“She was dead just after I arrived. I hope you don’t mind. Why waste such a nice snack?” He began rising from the rocker, sending it into a frenzied series of ominous creaks. Radley was either too late, and her grandmother was too feeble with the small rations of yesterday’s food to last any longer, or she was just old and weak, or the man was lying to her. It could have been any of the three. But deeply, the truth resonated, and the blame rooted itself deeply in her chest.

She waited a moment, contemplating what he had done to her. This was his fault. If he hadn’t put the idea of food into her mind, her grandmother would still be alive. He preyed on her weakness and then he finished off her grandmother’s remains like she was nothing more than a rabbit.

Something changed within her, something dreadful. She knew she could never go back to the life of starvation now that she knew the deep feeling of satisfaction, and she hated herself knowing the feeling came at the cost of her weak grandmother’s life. But there was a plaguing idea in the back of her mind, knowing that now she could provide for herself.

Two parts of her battled for dominance, and for a moment, she stood conflicted. Her grandmother had been selfish in a way too, right? Seeing her granddaughter become a canvas of skin stretched tautly over bones and not doing a thing about it? So maybe it was good she was gone, maybe she should just let the wolf go. But her other half had different ideas. He had told her to stay alive, he had told her to do what it took to survive. Maybe he should have a chance to try these suggestions himself.

The choice was a simple one.

This man would die for what he had done to her, for taking away the desperation that kept her sane.

Radley felt nothing but an insatiable hunger as she tightened her cloak and lunged for the two sterling needles on the tiny table beside the rocking chair. A bloodthirsty drive overtook her as she lunged toward the creature, an impenetrable goal to kill.

He immediately threw her off, and the knitting needles flew helplessly from her grasp, but she used the momentum to stumble back into the kitchen. She could see it in his eyes; the wolf had every intention of eating her now.

But the knife drawer was nearby, and she quickly armed herself with the sharpest, most jagged one she could find before he reached the kitchen. Hiding it behind her back, she waited, enraged and terrified. Her heart beat wildly, and for once, she identified the adrenaline pulsing through her veins. She relished the foreignness of the sensation and waited impatiently for him to come.

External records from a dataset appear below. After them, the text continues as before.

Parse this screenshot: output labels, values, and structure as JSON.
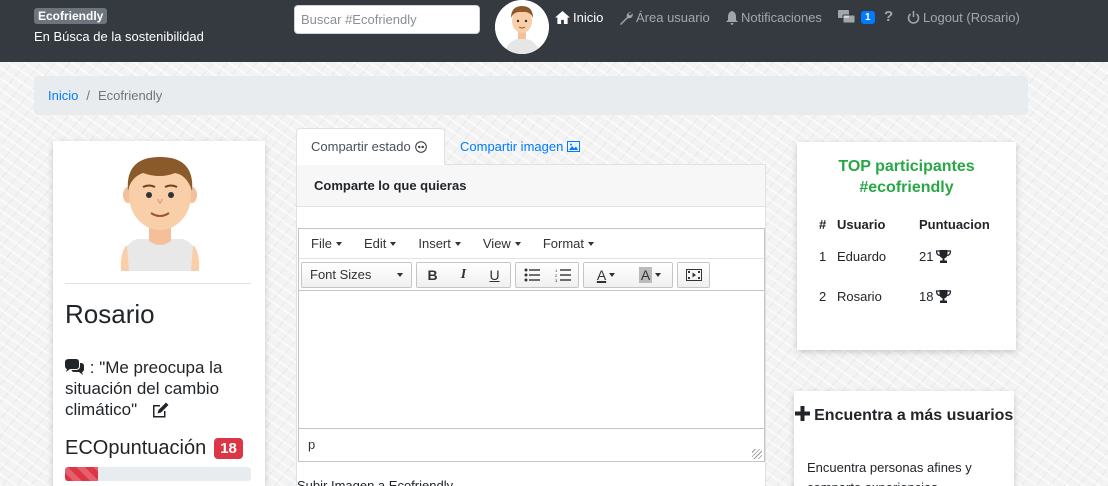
{
  "navbar": {
    "brand": "Ecofriendly",
    "tagline": "En Búsca de la sostenibilidad",
    "search_placeholder": "Buscar #Ecofriendly",
    "links": {
      "home": "Inicio",
      "user_area": "Área usuario",
      "notifications": "Notificaciones",
      "messages_count": "1",
      "help": "?",
      "logout": "Logout (Rosario)"
    }
  },
  "breadcrumb": {
    "home": "Inicio",
    "separator": "/",
    "current": "Ecofriendly"
  },
  "profile": {
    "name": "Rosario",
    "status_prefix": ": ",
    "status": "\"Me preocupa la situación del cambio climático\"",
    "eco_label": "ECOpuntuación",
    "eco_score": "18",
    "progress_percent": 18
  },
  "share": {
    "tabs": {
      "status": "Compartir estado",
      "image": "Compartir imagen"
    },
    "header": "Comparte lo que quieras",
    "editor": {
      "menus": [
        "File",
        "Edit",
        "Insert",
        "View",
        "Format"
      ],
      "font_sizes": "Font Sizes",
      "bold": "B",
      "italic": "I",
      "underline": "U",
      "text_color": "A",
      "bg_color": "A",
      "status_path": "p"
    },
    "upload_label": "Subir Imagen a Ecofriendly"
  },
  "ranking": {
    "title_line1": "TOP participantes",
    "title_line2": "#ecofriendly",
    "headers": {
      "rank": "#",
      "user": "Usuario",
      "score": "Puntuacion"
    },
    "rows": [
      {
        "rank": "1",
        "user": "Eduardo",
        "score": "21"
      },
      {
        "rank": "2",
        "user": "Rosario",
        "score": "18"
      }
    ]
  },
  "find_users": {
    "title_icon": "plus-icon",
    "title": "Encuentra a más usuarios",
    "text": "Encuentra personas afines y comparte experiencias"
  }
}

“Oh, Radley,” the wolf aggressively burst through the kitchen door, knocking it clean off its hinges. “What bloody hands you have.”

She waited for him to approach, before revealing the knife clutched tightly in her hand and plunging it savagely into his chest.

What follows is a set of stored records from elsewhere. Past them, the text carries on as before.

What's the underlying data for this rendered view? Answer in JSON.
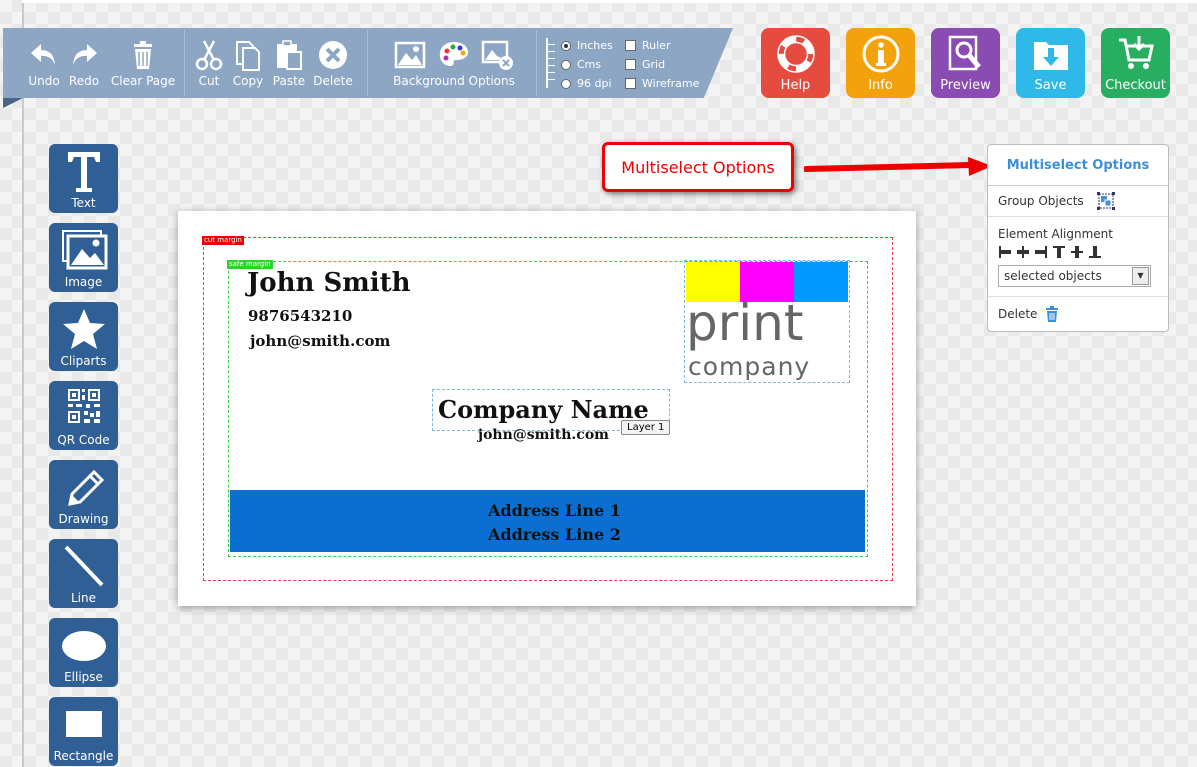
{
  "toolbar": {
    "undo": "Undo",
    "redo": "Redo",
    "clear_page": "Clear Page",
    "cut": "Cut",
    "copy": "Copy",
    "paste": "Paste",
    "delete": "Delete",
    "background_options": "Background Options",
    "units": [
      {
        "label": "Inches",
        "selected": true
      },
      {
        "label": "Cms",
        "selected": false
      },
      {
        "label": "96 dpi",
        "selected": false
      }
    ],
    "toggles": [
      {
        "label": "Ruler",
        "checked": false
      },
      {
        "label": "Grid",
        "checked": false
      },
      {
        "label": "Wireframe",
        "checked": false
      }
    ]
  },
  "actions": {
    "help": {
      "label": "Help",
      "color": "#e54b3e"
    },
    "info": {
      "label": "Info",
      "color": "#f4a20c"
    },
    "preview": {
      "label": "Preview",
      "color": "#8a4bb2"
    },
    "save": {
      "label": "Save",
      "color": "#2fb9e8"
    },
    "checkout": {
      "label": "Checkout",
      "color": "#27ae60"
    }
  },
  "tools": {
    "text": "Text",
    "image": "Image",
    "cliparts": "Cliparts",
    "qr_code": "QR Code",
    "drawing": "Drawing",
    "line": "Line",
    "ellipse": "Ellipse",
    "rectangle": "Rectangle"
  },
  "card": {
    "cut_margin": "cut margin",
    "safe_margin": "safe margin",
    "name": "John Smith",
    "phone": "9876543210",
    "email": "john@smith.com",
    "company": "Company Name",
    "company_email": "john@smith.com",
    "address1": "Address Line 1",
    "address2": "Address Line 2",
    "layer_tip": "Layer 1",
    "logo_word1": "print",
    "logo_word2": "company",
    "band_color": "#0b6fd1",
    "swatches": [
      "#ffff00",
      "#ff00ff",
      "#0099ff"
    ]
  },
  "callout": {
    "label": "Multiselect Options"
  },
  "panel": {
    "title": "Multiselect Options",
    "group_objects": "Group Objects",
    "element_alignment": "Element Alignment",
    "align_to": "selected objects",
    "delete": "Delete"
  }
}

“All the better to kill you with.” She snarled, dragging the blade down and then burying it into his stomach. Weakened, he stumbled, a shocked expression permanently frozen onto his face.

Radley watched as he bled out, fatally wounded, seconds away from death, and breathed raggedly.

As he finally fell, she stared on, feeling nothing at all.

And then, her stomach growled.